── Information shown ──
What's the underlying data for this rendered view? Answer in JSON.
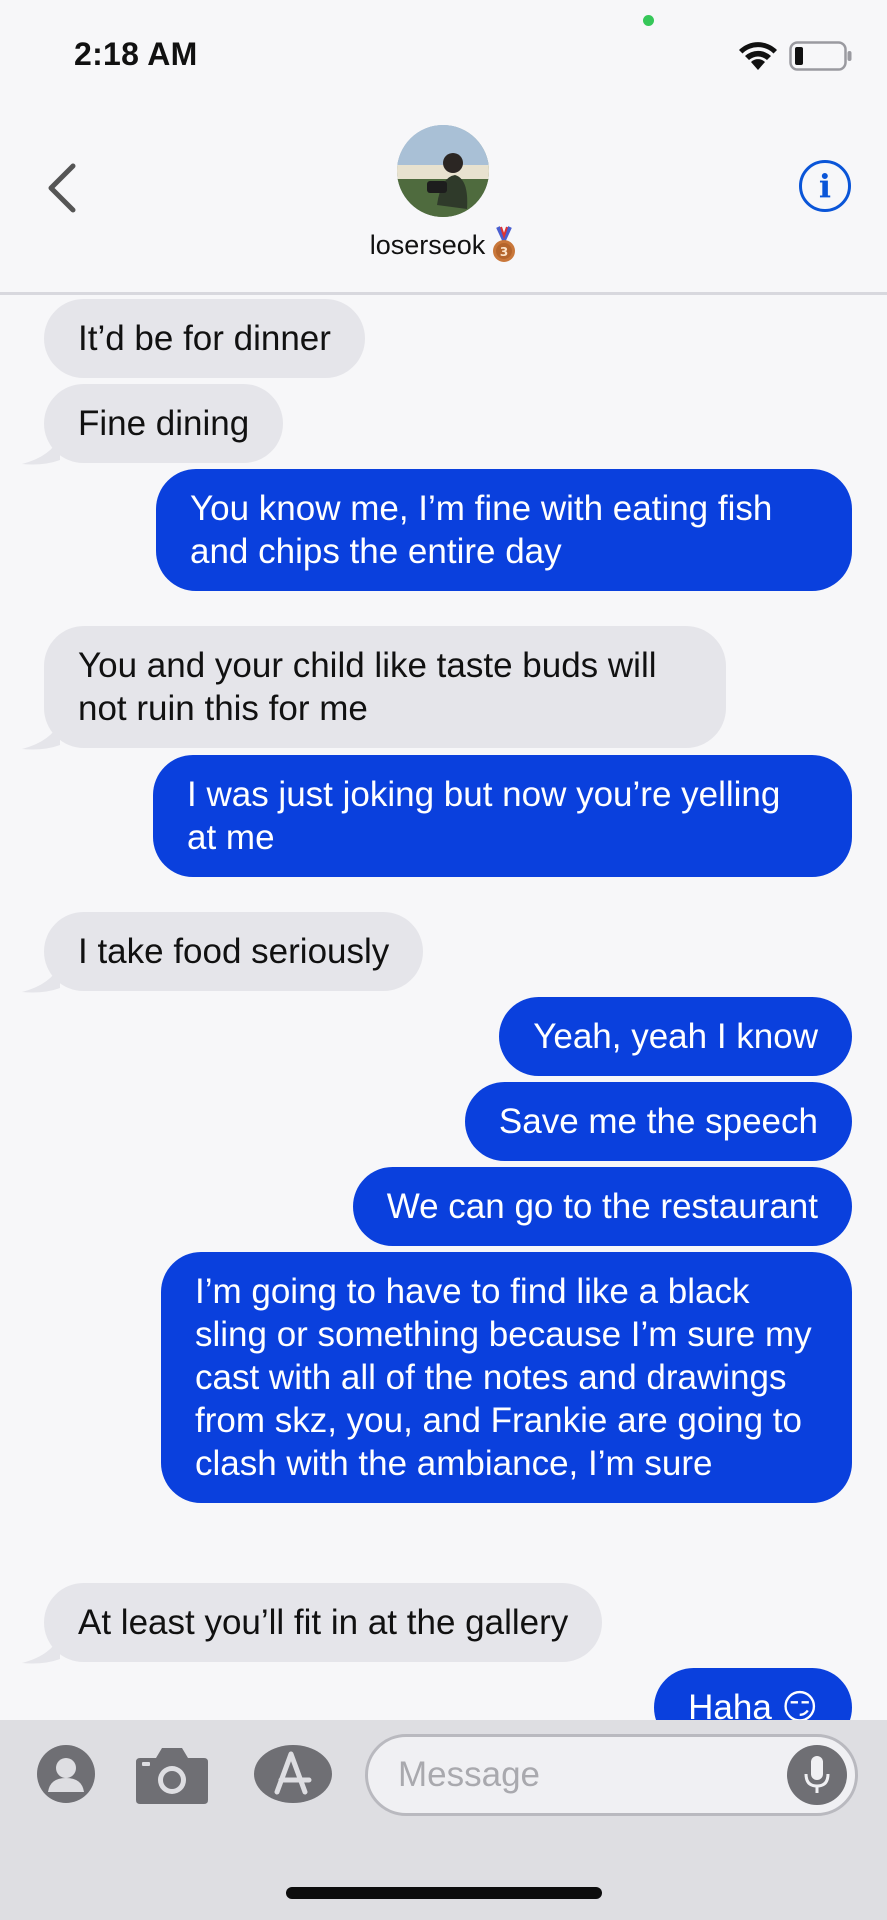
{
  "status_bar": {
    "time": "2:18 AM"
  },
  "header": {
    "contact_name": "loserseok",
    "back_icon": "chevron-left-icon",
    "info_icon": "info-icon",
    "info_glyph": "i",
    "badge_icon": "bronze-medal-icon"
  },
  "messages": [
    {
      "side": "in",
      "text": "It’d be for dinner"
    },
    {
      "side": "in",
      "text": "Fine dining"
    },
    {
      "side": "out",
      "text": "You know me, I’m fine with eating fish and chips the entire day"
    },
    {
      "side": "in",
      "text": "You and your child like taste buds will not ruin this for me"
    },
    {
      "side": "out",
      "text": "I was just joking but now you’re yelling at me"
    },
    {
      "side": "in",
      "text": "I take food seriously"
    },
    {
      "side": "out",
      "text": "Yeah, yeah I know"
    },
    {
      "side": "out",
      "text": "Save me the speech"
    },
    {
      "side": "out",
      "text": "We can go to the restaurant"
    },
    {
      "side": "out",
      "text": "I’m going to have to find like a black sling or something because I’m sure my cast with all of the notes and drawings from skz, you, and Frankie are going to clash with the ambiance, I’m sure"
    },
    {
      "side": "in",
      "text": "At least you’ll fit in at the gallery"
    },
    {
      "side": "out",
      "text": "Haha 😏"
    }
  ],
  "composer": {
    "placeholder": "Message",
    "icons": [
      "contacts-icon",
      "camera-icon",
      "app-store-icon",
      "microphone-icon"
    ]
  },
  "colors": {
    "outgoing_bubble": "#0a40dd",
    "incoming_bubble": "#e5e5ea",
    "accent": "#0a55d8"
  }
}
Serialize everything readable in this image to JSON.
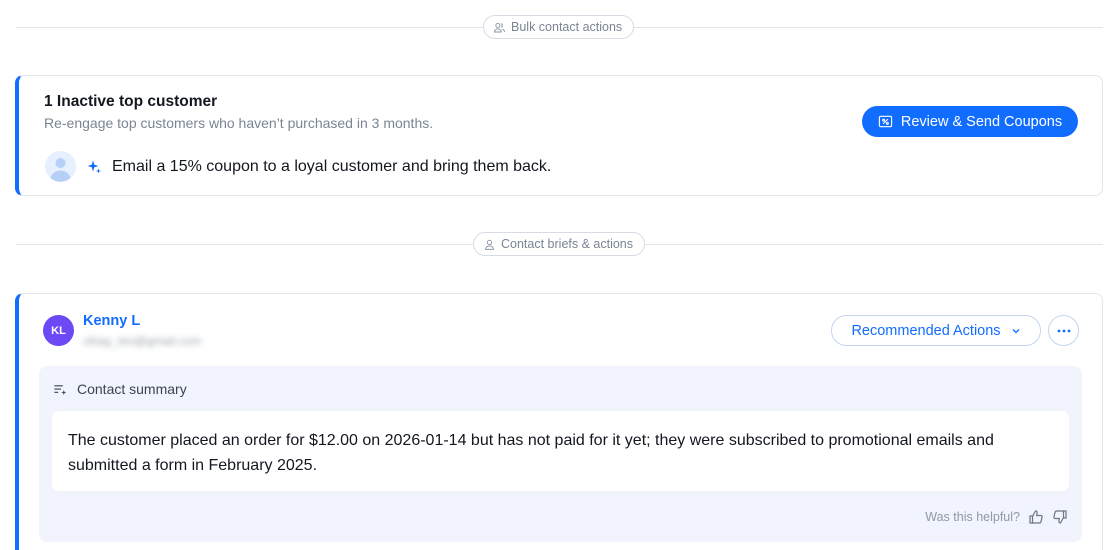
{
  "sections": {
    "bulk_label": "Bulk contact actions",
    "briefs_label": "Contact briefs & actions"
  },
  "inactive_card": {
    "title": "1 Inactive top customer",
    "subtitle": "Re-engage top customers who haven’t purchased in 3 months.",
    "primary_button": "Review & Send Coupons",
    "suggestion": "Email a 15% coupon to a loyal customer and bring them back."
  },
  "contact_card": {
    "initials": "KL",
    "name": "Kenny L",
    "email": "ufsay_leo@gmail.com",
    "recommended_actions_label": "Recommended Actions",
    "summary_title": "Contact summary",
    "summary_text": "The customer placed an order for $12.00 on 2026-01-14 but has not paid for it yet; they were subscribed to promotional emails and submitted a form in February 2025.",
    "helpful_prompt": "Was this helpful?"
  },
  "icons": [
    "users-icon",
    "user-icon",
    "coupon-icon",
    "avatar-placeholder-icon",
    "sparkle-icon",
    "chevron-down-icon",
    "more-horizontal-icon",
    "ai-list-icon",
    "thumbs-up-icon",
    "thumbs-down-icon"
  ],
  "colors": {
    "accent": "#116dff",
    "avatar_purple": "#6d48f5",
    "summary_bg": "#f1f4fd"
  }
}
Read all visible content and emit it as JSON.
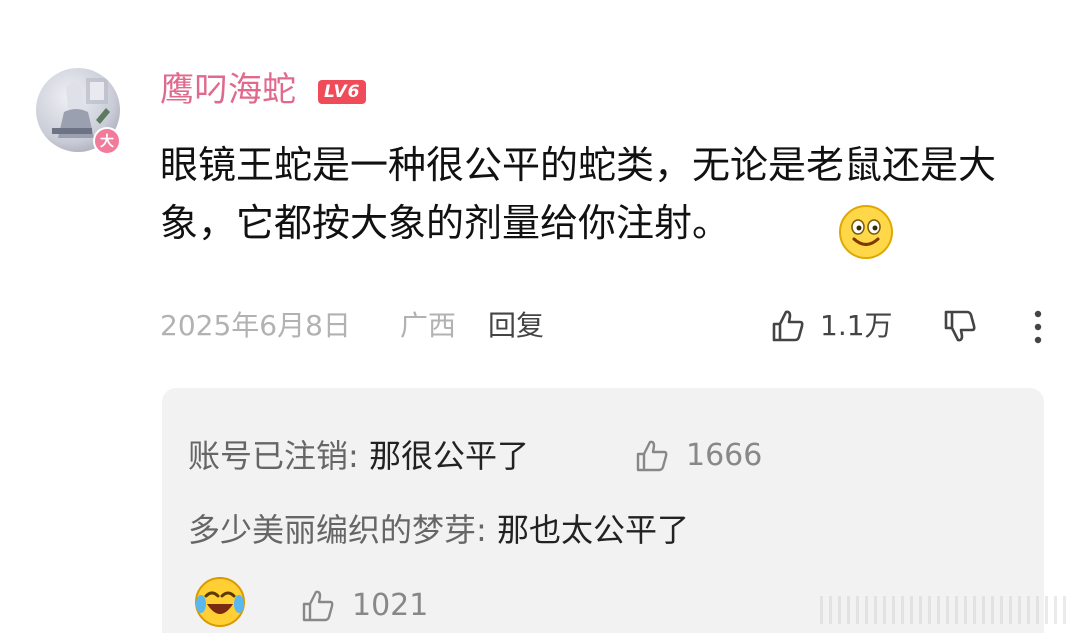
{
  "comment": {
    "username": "鹰叼海蛇",
    "level_badge": "LV6",
    "avatar_badge": "大",
    "text": "眼镜王蛇是一种很公平的蛇类，无论是老鼠还是大象，它都按大象的剂量给你注射。",
    "emoji_icon": "smile-emoji-icon",
    "date": "2025年6月8日",
    "location": "广西",
    "reply_label": "回复",
    "like_count": "1.1万"
  },
  "replies": [
    {
      "user": "账号已注销:",
      "text": " 那很公平了",
      "like_count": "1666"
    },
    {
      "user": "多少美丽编织的梦芽:",
      "text": " 那也太公平了",
      "emoji_icon": "laughing-crying-emoji-icon",
      "like_count": "1021"
    }
  ],
  "colors": {
    "username": "#e06a8d",
    "level_badge": "#f04b59",
    "reply_box": "#f2f2f2",
    "muted": "#b2b2b2"
  }
}
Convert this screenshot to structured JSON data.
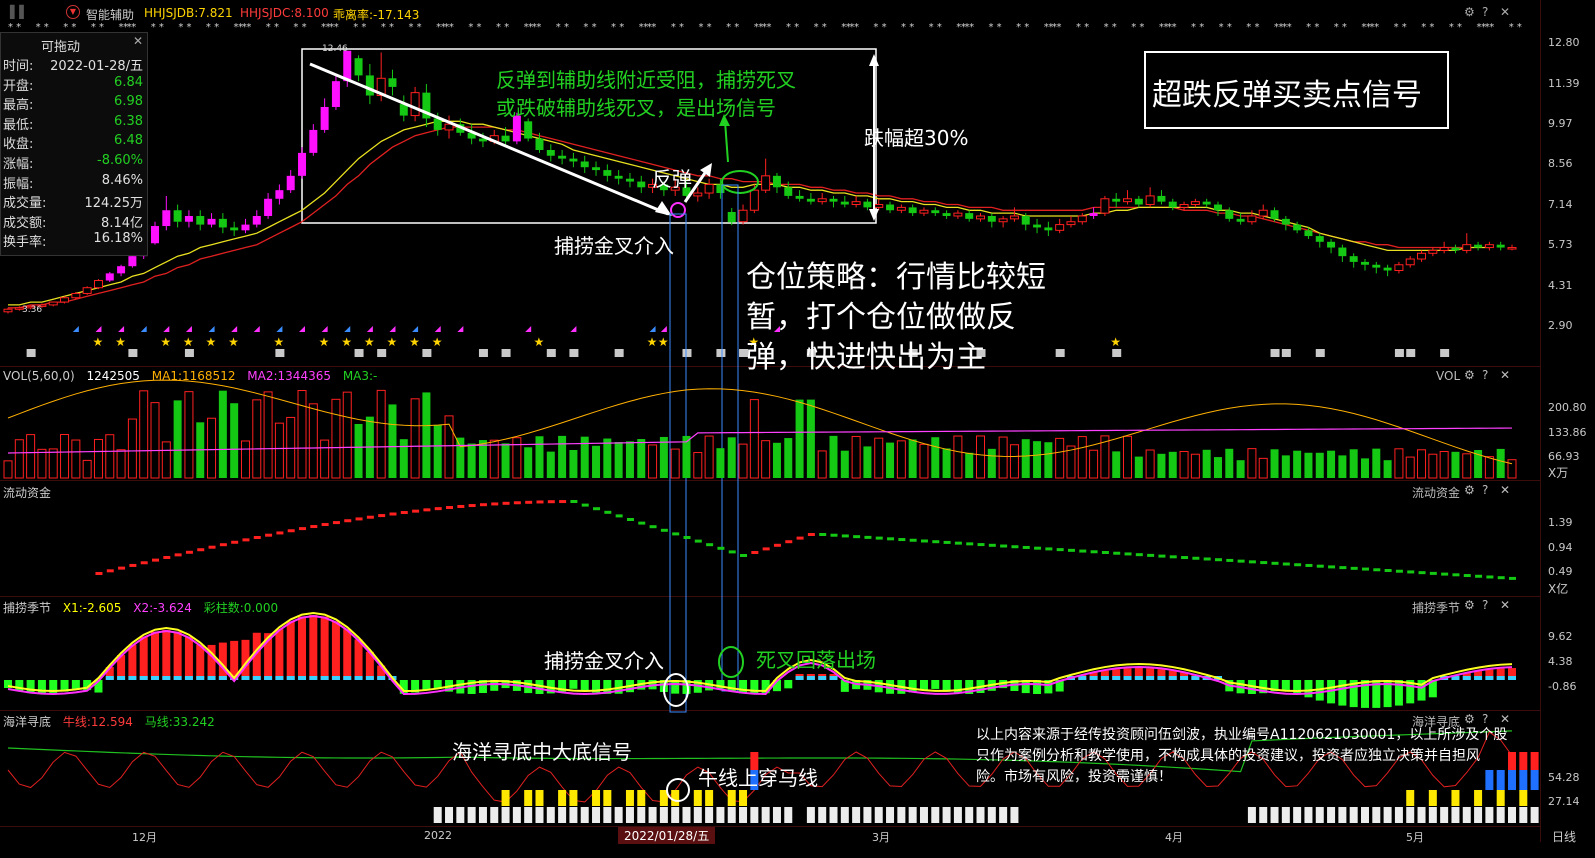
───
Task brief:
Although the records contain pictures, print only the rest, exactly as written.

Answer below:
What's the underlying data for this rendered view? Answer in JSON.
{
  "status_bar": {
    "time": "2:18 AM"
  },
  "header": {
    "contact_name": "loserseok",
    "back_icon": "chevron-left-icon",
    "info_icon": "info-icon",
    "info_glyph": "i",
    "badge_icon": "bronze-medal-icon"
  },
  "messages": [
    {
      "side": "in",
      "text": "It’d be for dinner"
    },
    {
      "side": "in",
      "text": "Fine dining"
    },
    {
      "side": "out",
      "text": "You know me, I’m fine with eating fish and chips the entire day"
    },
    {
      "side": "in",
      "text": "You and your child like taste buds will not ruin this for me"
    },
    {
      "side": "out",
      "text": "I was just joking but now you’re yelling at me"
    },
    {
      "side": "in",
      "text": "I take food seriously"
    },
    {
      "side": "out",
      "text": "Yeah, yeah I know"
    },
    {
      "side": "out",
      "text": "Save me the speech"
    },
    {
      "side": "out",
      "text": "We can go to the restaurant"
    },
    {
      "side": "out",
      "text": "I’m going to have to find like a black sling or something because I’m sure my cast with all of the notes and drawings from skz, you, and Frankie are going to clash with the ambiance, I’m sure"
    },
    {
      "side": "in",
      "text": "At least you’ll fit in at the gallery"
    },
    {
      "side": "out",
      "text": "Haha 😏"
    }
  ],
  "composer": {
    "placeholder": "Message",
    "icons": [
      "contacts-icon",
      "camera-icon",
      "app-store-icon",
      "microphone-icon"
    ]
  },
  "colors": {
    "outgoing_bubble": "#0a40dd",
    "incoming_bubble": "#e5e5ea",
    "accent": "#0a55d8"
  }
}
Serialize everything readable in this image to JSON.
{
  "sections": {
    "bulk_label": "Bulk contact actions",
    "briefs_label": "Contact briefs & actions"
  },
  "inactive_card": {
    "title": "1 Inactive top customer",
    "subtitle": "Re-engage top customers who haven’t purchased in 3 months.",
    "primary_button": "Review & Send Coupons",
    "suggestion": "Email a 15% coupon to a loyal customer and bring them back."
  },
  "contact_card": {
    "initials": "KL",
    "name": "Kenny L",
    "email": "ufsay_leo@gmail.com",
    "recommended_actions_label": "Recommended Actions",
    "summary_title": "Contact summary",
    "summary_text": "The customer placed an order for $12.00 on 2026-01-14 but has not paid for it yet; they were subscribed to promotional emails and submitted a form in February 2025.",
    "helpful_prompt": "Was this helpful?"
  },
  "icons": [
    "users-icon",
    "user-icon",
    "coupon-icon",
    "avatar-placeholder-icon",
    "sparkle-icon",
    "chevron-down-icon",
    "more-horizontal-icon",
    "ai-list-icon",
    "thumbs-up-icon",
    "thumbs-down-icon"
  ],
  "colors": {
    "accent": "#116dff",
    "avatar_purple": "#6d48f5",
    "summary_bg": "#f1f4fd"
  }
}
Read all visible content and emit it as JSON.
{
  "comment": {
    "username": "鹰叼海蛇",
    "level_badge": "LV6",
    "avatar_badge": "大",
    "text": "眼镜王蛇是一种很公平的蛇类，无论是老鼠还是大象，它都按大象的剂量给你注射。",
    "emoji_icon": "smile-emoji-icon",
    "date": "2025年6月8日",
    "location": "广西",
    "reply_label": "回复",
    "like_count": "1.1万"
  },
  "replies": [
    {
      "user": "账号已注销:",
      "text": " 那很公平了",
      "like_count": "1666"
    },
    {
      "user": "多少美丽编织的梦芽:",
      "text": " 那也太公平了",
      "emoji_icon": "laughing-crying-emoji-icon",
      "like_count": "1021"
    }
  ],
  "colors": {
    "username": "#e06a8d",
    "level_badge": "#f04b59",
    "reply_box": "#f2f2f2",
    "muted": "#b2b2b2"
  }
}
Convert this screenshot to structured JSON data.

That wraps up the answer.